Report every line of the data where the string "JSON" appears.

Source information:
+--

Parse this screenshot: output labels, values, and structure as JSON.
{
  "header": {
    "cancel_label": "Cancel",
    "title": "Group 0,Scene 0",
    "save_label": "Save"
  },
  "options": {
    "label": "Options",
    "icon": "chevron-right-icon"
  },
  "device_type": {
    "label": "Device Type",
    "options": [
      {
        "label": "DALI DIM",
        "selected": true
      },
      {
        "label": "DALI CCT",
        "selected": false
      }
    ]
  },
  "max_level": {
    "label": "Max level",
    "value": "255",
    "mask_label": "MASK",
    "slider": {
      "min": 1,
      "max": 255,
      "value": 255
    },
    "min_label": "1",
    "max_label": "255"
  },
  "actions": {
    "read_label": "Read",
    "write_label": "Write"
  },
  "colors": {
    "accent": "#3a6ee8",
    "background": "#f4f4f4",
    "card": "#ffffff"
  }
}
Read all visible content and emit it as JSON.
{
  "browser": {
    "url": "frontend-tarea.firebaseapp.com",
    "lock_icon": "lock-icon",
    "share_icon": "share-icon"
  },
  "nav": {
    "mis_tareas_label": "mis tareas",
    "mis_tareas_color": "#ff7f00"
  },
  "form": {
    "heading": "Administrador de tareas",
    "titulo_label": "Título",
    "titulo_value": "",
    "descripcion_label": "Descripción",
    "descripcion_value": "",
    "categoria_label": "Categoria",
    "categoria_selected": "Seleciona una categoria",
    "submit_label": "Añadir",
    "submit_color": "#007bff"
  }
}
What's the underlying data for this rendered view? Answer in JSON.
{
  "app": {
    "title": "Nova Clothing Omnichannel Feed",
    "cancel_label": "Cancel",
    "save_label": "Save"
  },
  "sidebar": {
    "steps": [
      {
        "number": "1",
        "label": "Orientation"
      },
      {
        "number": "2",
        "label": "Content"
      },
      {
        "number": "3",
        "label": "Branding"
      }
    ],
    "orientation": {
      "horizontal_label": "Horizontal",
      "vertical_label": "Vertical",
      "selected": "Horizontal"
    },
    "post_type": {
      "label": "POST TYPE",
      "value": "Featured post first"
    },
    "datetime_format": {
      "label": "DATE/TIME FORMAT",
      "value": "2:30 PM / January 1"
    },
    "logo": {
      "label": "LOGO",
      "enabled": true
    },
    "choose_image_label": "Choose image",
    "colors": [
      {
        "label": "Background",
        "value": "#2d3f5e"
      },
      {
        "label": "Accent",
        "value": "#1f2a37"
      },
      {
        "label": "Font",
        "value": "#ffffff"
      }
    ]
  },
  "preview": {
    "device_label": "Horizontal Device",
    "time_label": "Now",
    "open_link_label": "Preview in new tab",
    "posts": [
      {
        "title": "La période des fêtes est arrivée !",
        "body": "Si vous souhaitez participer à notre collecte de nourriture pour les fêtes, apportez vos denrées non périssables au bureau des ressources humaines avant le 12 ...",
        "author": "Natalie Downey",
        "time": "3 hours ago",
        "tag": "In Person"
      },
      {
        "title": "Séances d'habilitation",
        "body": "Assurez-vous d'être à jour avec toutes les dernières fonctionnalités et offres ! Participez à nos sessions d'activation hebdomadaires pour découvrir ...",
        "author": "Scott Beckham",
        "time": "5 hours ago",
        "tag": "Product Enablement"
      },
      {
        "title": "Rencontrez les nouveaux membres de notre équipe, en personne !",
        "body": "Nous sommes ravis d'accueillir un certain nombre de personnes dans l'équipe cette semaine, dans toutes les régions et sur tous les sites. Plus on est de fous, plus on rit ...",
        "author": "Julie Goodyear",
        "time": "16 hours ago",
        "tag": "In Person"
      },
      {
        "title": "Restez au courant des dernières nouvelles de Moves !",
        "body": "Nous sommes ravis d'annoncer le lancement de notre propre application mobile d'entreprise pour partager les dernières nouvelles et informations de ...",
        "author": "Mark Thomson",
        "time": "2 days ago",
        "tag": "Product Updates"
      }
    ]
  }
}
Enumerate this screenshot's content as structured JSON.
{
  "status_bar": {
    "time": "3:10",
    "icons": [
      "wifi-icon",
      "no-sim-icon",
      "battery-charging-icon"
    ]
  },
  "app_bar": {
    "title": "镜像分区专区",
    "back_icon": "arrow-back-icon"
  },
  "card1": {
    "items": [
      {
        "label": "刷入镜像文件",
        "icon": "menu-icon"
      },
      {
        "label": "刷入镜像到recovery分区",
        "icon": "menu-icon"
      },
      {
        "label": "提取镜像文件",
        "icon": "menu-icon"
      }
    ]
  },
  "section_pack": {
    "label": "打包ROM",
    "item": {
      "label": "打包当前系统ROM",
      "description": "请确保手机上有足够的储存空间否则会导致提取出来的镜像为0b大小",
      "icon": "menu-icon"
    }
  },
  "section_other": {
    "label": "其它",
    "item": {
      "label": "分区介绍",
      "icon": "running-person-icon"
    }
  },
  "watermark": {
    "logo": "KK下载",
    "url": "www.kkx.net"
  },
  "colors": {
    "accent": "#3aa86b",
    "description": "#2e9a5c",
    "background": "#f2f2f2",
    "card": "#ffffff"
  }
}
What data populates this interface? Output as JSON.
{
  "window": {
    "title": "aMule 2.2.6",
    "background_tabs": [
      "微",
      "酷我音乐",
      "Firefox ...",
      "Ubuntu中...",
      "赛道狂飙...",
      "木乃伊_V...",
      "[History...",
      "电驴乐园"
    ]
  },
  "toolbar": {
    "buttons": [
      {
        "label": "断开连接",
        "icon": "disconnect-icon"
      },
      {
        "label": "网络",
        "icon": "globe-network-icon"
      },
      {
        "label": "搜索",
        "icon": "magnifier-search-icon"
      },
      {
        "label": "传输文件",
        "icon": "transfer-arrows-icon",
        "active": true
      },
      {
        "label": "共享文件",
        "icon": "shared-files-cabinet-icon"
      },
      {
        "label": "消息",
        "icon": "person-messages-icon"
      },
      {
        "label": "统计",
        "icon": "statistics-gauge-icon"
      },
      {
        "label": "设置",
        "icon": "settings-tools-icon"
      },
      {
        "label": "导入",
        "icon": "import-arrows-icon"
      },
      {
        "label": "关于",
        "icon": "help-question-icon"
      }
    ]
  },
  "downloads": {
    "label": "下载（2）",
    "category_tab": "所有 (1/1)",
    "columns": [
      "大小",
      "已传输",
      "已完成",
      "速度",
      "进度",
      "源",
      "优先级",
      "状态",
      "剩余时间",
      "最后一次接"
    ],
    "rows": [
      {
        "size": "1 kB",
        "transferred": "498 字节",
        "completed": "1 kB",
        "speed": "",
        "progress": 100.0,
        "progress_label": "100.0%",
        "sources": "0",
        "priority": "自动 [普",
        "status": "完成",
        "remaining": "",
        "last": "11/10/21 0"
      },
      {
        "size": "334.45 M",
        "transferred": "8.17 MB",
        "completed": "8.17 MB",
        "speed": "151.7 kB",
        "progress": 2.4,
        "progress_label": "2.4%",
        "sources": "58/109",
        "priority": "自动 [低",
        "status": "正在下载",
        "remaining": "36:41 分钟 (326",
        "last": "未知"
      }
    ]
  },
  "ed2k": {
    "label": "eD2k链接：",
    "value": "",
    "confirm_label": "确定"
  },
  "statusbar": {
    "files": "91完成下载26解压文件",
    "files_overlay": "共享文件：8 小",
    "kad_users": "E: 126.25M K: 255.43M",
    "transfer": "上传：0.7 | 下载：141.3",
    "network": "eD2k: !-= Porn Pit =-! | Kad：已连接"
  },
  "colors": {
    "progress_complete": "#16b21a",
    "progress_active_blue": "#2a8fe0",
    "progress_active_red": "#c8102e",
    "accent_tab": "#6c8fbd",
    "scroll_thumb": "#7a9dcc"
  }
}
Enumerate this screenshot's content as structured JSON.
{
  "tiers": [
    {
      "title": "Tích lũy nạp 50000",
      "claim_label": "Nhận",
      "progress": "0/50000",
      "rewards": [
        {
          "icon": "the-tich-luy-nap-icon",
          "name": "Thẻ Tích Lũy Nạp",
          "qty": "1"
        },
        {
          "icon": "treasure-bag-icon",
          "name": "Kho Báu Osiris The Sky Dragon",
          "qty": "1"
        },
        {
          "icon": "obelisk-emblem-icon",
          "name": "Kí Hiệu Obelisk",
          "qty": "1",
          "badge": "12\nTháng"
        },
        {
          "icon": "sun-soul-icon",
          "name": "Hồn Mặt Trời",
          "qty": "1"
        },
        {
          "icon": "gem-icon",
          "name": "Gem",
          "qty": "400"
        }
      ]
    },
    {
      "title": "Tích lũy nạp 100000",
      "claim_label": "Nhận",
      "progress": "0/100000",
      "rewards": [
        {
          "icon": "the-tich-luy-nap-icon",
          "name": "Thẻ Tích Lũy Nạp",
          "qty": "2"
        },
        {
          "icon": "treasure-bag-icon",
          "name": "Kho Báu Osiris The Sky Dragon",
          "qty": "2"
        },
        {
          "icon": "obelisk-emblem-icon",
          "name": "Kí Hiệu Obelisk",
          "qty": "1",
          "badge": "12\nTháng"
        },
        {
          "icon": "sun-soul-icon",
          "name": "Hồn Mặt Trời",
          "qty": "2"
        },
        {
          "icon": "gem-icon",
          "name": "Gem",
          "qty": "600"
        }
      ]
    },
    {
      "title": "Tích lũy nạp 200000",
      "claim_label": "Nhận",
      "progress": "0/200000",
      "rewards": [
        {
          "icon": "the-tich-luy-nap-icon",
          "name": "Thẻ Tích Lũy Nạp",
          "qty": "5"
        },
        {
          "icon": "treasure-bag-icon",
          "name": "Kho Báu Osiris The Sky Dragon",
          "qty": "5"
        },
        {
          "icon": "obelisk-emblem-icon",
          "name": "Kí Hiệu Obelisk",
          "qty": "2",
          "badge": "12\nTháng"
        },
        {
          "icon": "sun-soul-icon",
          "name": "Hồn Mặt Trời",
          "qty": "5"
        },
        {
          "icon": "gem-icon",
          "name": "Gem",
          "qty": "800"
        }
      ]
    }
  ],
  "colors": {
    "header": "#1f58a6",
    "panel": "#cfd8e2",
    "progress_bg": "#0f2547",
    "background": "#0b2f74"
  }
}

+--

Answer box:
Parse this screenshot: output labels, values, and structure as JSON.
Read all visible content and emit it as JSON.
What's the underlying data for this rendered view? Answer in JSON.
Enumerate this screenshot's content as structured JSON.
What data populates this interface? Output as JSON.
Enumerate this screenshot's content as structured JSON.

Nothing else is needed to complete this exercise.